Tito's is made from corn rather than grain, then distilled six times in pot stills in Austin, Texas. It's then filtered through activated carbon to remove impurities. Despite its fairly humble presentation (no frosted glass bottles, or celebrity advertising campaigns), it's been garnering rave reviews from a number of different sources - the San Francisco World Spirits Competition, Drinkhacker, Spirits Journal, etc. Even as a non-fan of vodka, I figured that I had to try it!

Tito's comes in a standard glass bottle, with a simple brown label, and a neat copper-colored (albeit plastic) cap. It's a simple, plain look, with none of the flair of, say, Grey Goose, or most other high-end vodkas.

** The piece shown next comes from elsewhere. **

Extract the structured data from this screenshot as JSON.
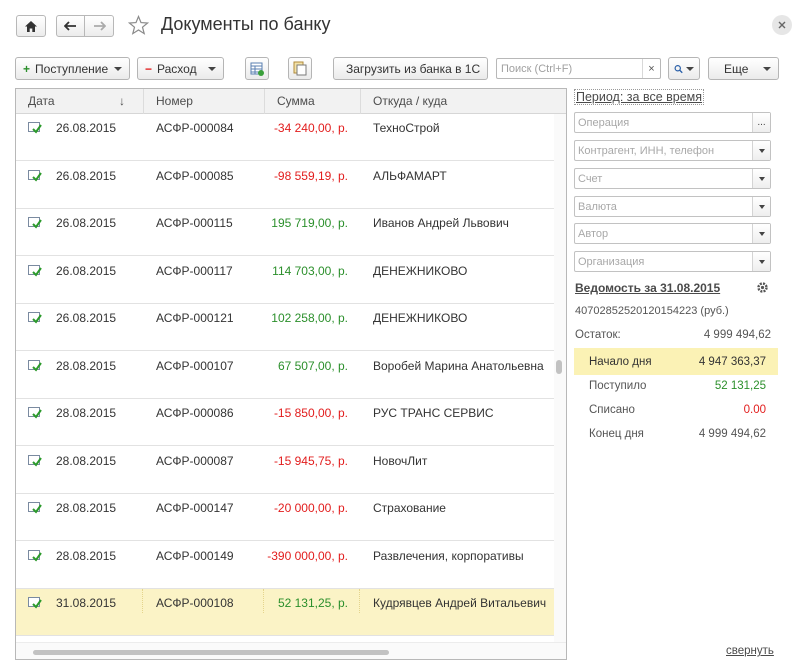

But isn't it what's on the inside that counts?

Tito's pours a nice crystal clear color (it's vodka, so no surprises there). The aroma is subtle - medicinal, but with a rich sweetness. That also holds for the flavor - it's definitely got that vodka medicinalness to it, but not in an unpleasant way. It's rich on the palate, sweet, and you can sip it without much of a burn, even neat. The finish is sweet and clean. Not complex in terms of flavors, but very nice.

I think that Tito's is every bit as good as the Grey Gooses and Belvederes of the world (if not even better), yet it's priced like Smirnoff or Skyy. Whether you like vodka as a drink in its own right, or if you just want to stock your bar with something solid, Tito's is a great choice. Highly recommended.

Price: ~$18

Value: 20/20
Overall Quality: 18/20